Gaza has been under a tight Israeli blockade for a decade and residents have been subjected to persistent blackouts.
Residents of the besieged enclave generally receive three to four hours of mains electricity a day, delivered by the territory’s own power station and others in Israel and Egypt.
The Gaza Strip requires 450 megawatts daily, but by last month was only receiving around 150 megawatts daily.
Gaza’s sole power plant, which supplied 60 megawatts, had previously shut down in April after it ran out of fuel. Prior to its shutdown, the Palestinian Authority removed a tax exemption on diesel fuel, doubling the price as a result.
Two weeks ago, Egypt shipped approximately 4 million litres of fuel to operate the power plant – but it was not enough to resolve the worsening crisis.

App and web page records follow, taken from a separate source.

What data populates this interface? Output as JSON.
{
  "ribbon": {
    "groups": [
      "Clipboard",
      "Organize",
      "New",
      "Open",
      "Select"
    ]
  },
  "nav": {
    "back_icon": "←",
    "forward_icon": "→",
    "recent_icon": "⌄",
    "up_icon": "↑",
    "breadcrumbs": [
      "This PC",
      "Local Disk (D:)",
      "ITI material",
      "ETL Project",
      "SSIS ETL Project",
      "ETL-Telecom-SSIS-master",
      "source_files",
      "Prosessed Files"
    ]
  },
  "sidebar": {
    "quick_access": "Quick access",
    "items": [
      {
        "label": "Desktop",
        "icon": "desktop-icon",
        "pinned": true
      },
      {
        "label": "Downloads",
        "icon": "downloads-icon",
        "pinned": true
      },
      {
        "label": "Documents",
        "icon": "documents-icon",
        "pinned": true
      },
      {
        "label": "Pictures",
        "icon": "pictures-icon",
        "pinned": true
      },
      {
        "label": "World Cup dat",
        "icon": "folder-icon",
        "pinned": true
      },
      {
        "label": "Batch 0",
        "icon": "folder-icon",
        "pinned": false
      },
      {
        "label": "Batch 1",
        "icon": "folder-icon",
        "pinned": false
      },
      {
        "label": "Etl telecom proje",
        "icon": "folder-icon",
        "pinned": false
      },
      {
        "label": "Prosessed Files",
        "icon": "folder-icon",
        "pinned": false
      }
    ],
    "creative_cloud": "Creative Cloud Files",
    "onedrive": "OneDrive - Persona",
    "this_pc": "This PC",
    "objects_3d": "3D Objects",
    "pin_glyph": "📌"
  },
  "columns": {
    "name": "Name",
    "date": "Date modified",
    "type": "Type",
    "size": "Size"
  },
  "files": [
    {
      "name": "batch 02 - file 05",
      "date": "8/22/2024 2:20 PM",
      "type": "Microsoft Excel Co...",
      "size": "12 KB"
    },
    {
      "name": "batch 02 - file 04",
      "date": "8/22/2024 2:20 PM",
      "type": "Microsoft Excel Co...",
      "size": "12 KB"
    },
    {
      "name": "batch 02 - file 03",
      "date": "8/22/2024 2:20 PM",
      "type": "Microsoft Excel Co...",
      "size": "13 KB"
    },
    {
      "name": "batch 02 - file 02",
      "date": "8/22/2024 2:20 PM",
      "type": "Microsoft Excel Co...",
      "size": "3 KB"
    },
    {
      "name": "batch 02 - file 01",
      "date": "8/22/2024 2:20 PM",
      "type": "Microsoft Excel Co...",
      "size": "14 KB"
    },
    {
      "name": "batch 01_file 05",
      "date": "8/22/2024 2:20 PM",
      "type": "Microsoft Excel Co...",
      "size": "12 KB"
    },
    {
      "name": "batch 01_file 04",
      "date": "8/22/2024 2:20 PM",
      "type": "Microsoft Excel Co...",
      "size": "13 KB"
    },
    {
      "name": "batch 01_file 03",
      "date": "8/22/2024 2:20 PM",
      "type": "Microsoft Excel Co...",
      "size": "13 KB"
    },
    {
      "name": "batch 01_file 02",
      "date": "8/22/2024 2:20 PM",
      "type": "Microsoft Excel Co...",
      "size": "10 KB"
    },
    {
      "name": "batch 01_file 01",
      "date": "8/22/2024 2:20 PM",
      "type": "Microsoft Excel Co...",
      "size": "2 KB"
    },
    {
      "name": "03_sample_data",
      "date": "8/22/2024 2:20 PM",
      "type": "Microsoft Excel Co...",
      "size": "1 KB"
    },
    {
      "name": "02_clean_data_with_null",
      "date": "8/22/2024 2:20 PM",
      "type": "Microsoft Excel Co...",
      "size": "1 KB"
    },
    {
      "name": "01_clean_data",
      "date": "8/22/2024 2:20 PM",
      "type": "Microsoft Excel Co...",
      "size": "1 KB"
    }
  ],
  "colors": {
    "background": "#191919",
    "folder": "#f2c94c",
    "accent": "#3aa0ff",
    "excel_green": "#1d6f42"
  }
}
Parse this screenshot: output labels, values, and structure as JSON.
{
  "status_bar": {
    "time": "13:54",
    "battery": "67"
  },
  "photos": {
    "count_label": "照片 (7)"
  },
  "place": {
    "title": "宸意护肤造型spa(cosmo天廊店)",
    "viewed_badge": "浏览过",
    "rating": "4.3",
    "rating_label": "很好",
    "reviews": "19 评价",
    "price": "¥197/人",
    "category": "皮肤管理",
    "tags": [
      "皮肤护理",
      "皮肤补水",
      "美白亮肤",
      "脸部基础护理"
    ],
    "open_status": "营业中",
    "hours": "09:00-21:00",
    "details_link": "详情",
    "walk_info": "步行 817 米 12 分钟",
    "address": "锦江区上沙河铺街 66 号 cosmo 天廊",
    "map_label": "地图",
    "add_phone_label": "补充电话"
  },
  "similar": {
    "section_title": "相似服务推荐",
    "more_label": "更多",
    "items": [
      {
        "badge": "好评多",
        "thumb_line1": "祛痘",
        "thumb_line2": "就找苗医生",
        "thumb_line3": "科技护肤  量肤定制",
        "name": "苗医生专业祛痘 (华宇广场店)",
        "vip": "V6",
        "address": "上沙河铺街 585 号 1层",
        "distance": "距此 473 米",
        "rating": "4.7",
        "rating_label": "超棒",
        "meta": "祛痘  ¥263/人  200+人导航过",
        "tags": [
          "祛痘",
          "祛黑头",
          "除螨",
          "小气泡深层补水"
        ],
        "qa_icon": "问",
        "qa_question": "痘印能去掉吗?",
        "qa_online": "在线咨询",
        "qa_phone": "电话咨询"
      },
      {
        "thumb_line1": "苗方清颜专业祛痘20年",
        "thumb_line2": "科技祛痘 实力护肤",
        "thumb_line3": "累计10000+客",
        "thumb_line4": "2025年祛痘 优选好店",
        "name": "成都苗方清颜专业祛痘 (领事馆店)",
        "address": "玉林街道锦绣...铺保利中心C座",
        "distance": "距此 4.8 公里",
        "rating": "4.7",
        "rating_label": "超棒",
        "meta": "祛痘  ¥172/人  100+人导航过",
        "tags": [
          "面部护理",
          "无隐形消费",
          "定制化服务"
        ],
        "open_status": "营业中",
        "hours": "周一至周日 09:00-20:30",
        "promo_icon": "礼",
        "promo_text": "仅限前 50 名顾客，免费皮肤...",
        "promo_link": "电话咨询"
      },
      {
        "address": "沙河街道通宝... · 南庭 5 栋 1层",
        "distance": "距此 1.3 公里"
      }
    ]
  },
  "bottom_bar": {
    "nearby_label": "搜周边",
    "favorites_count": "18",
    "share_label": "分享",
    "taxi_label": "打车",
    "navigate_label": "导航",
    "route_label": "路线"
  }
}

Power lines built to supply electricity from Egypt have been damaged amid heavy fighting in the Sinai region.
Israel, which supplies 125 megawatts, or 30 percent of the total electricity needs of the Gaza Strip, decided last month to reduce the amount of electricity it supplies to Gaza by at least 40 percent after Abbas cut electricity funding by the Palestinian Authority.
The move was widely seen as an attempt by Abbas to step up pressure on the rival Hamas movement.

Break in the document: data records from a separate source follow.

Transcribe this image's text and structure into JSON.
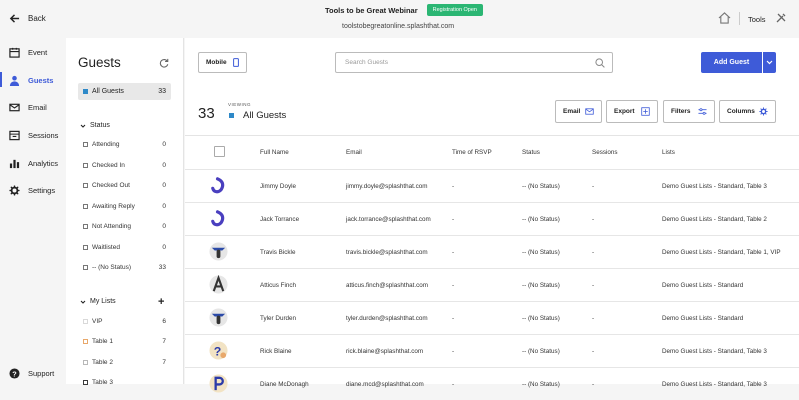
{
  "topbar": {
    "back_label": "Back",
    "webinar_title": "Tools to be Great Webinar",
    "registration_badge": "Registration Open",
    "site_url": "toolstobegreatonline.splashthat.com",
    "tools_label": "Tools"
  },
  "nav": {
    "items": [
      {
        "label": "Event",
        "icon": "calendar-icon"
      },
      {
        "label": "Guests",
        "icon": "person-icon",
        "active": true
      },
      {
        "label": "Email",
        "icon": "envelope-icon"
      },
      {
        "label": "Sessions",
        "icon": "sessions-icon"
      },
      {
        "label": "Analytics",
        "icon": "bar-chart-icon"
      },
      {
        "label": "Settings",
        "icon": "gear-icon"
      }
    ],
    "support_label": "Support"
  },
  "panel": {
    "title": "Guests",
    "all_guests": {
      "label": "All Guests",
      "count": "33"
    },
    "status_heading": "Status",
    "status_filters": [
      {
        "label": "Attending",
        "count": "0"
      },
      {
        "label": "Checked In",
        "count": "0"
      },
      {
        "label": "Checked Out",
        "count": "0"
      },
      {
        "label": "Awaiting Reply",
        "count": "0"
      },
      {
        "label": "Not Attending",
        "count": "0"
      },
      {
        "label": "Waitlisted",
        "count": "0"
      },
      {
        "label": "-- (No Status)",
        "count": "33"
      }
    ],
    "lists_heading": "My Lists",
    "lists": [
      {
        "label": "VIP",
        "count": "6",
        "color": "#d9d9d9"
      },
      {
        "label": "Table 1",
        "count": "7",
        "color": "#e8a86b"
      },
      {
        "label": "Table 2",
        "count": "7",
        "color": "#b8b8b8"
      },
      {
        "label": "Table 3",
        "count": "",
        "color": "#3a3a3a"
      }
    ]
  },
  "toolbar": {
    "mobile_label": "Mobile",
    "search_placeholder": "Search Guests",
    "add_guest_label": "Add Guest",
    "accent_color": "#3e5bd8"
  },
  "summary": {
    "count": "33",
    "viewing_label": "VIEWING",
    "viewing_value": "All Guests"
  },
  "actions": {
    "email": "Email",
    "export": "Export",
    "filters": "Filters",
    "columns": "Columns"
  },
  "table": {
    "columns": [
      "Full Name",
      "Email",
      "Time of RSVP",
      "Status",
      "Sessions",
      "Lists"
    ],
    "rows": [
      {
        "name": "Jimmy Doyle",
        "email": "jimmy.doyle@splashthat.com",
        "rsvp": "-",
        "status": "-- (No Status)",
        "sessions": "-",
        "lists": "Demo Guest Lists - Standard, Table 3",
        "avatar": "j"
      },
      {
        "name": "Jack Torrance",
        "email": "jack.torrance@splashthat.com",
        "rsvp": "-",
        "status": "-- (No Status)",
        "sessions": "-",
        "lists": "Demo Guest Lists - Standard, Table 2",
        "avatar": "j"
      },
      {
        "name": "Travis Bickle",
        "email": "travis.bickle@splashthat.com",
        "rsvp": "-",
        "status": "-- (No Status)",
        "sessions": "-",
        "lists": "Demo Guest Lists - Standard, Table 1, VIP",
        "avatar": "t"
      },
      {
        "name": "Atticus Finch",
        "email": "atticus.finch@splashthat.com",
        "rsvp": "-",
        "status": "-- (No Status)",
        "sessions": "-",
        "lists": "Demo Guest Lists - Standard",
        "avatar": "a"
      },
      {
        "name": "Tyler Durden",
        "email": "tyler.durden@splashthat.com",
        "rsvp": "-",
        "status": "-- (No Status)",
        "sessions": "-",
        "lists": "Demo Guest Lists - Standard",
        "avatar": "t"
      },
      {
        "name": "Rick Blaine",
        "email": "rick.blaine@splashthat.com",
        "rsvp": "-",
        "status": "-- (No Status)",
        "sessions": "-",
        "lists": "Demo Guest Lists - Standard, Table 3",
        "avatar": "q"
      },
      {
        "name": "Diane McDonagh",
        "email": "diane.mcd@splashthat.com",
        "rsvp": "-",
        "status": "-- (No Status)",
        "sessions": "-",
        "lists": "Demo Guest Lists - Standard, Table 3",
        "avatar": "p"
      }
    ]
  }
}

‘Looming humanitarian catastrophe’
The UN humanitarian coordinator for the occupied territories, Robert Piper, warned last month that the power cuts would have a disastrous effect.
“A further increase in the length of blackouts is likely to lead to a total collapse of basic services, including critical functions in the health, water and sanitation sectors,” Piper said in a statement.
“The people in Gaza should not be held hostage to this long-standing internal Palestinian dispute,” he said.
Israeli and global NGOs, including Amnesty International, joined the world body in condemning the longer hours of blackout.
A joint statement of 16 groups, among them Israel’s B’Tselem, Peace Now and Rabbis for Human Rights, said they had asked Israel’s attorney general to intervene.
They said further cuts would contravene a 2008 Israeli supreme court ruling that years of Israeli control over the strip had created near-total dependence on the power supply from Israel and it must, therefore, continue to provide sufficient electricity to meet humanitarian needs.
Amnesty warned in a separate statement last month of a “looming humanitarian catastrophe”.
It said additional reductions in power “will have a disastrous impact on Gaza’s battered infrastructure and cause a public health disaster”.
“The move will also endanger thousands of lives including those of hospital patients with chronic conditions or in intensive care, including babies on life support.”
Hamas has run Gaza since 2007 when it seized the territory from Abbas’ Fatah movement in a dispute over parliamentary elections won by Hamas the previous year.
Multiple attempts at reconciliation between Hamas and Fatah have failed, but the Palestinian Authority has continued to pay Israel for some of the electricity delivered to Gaza.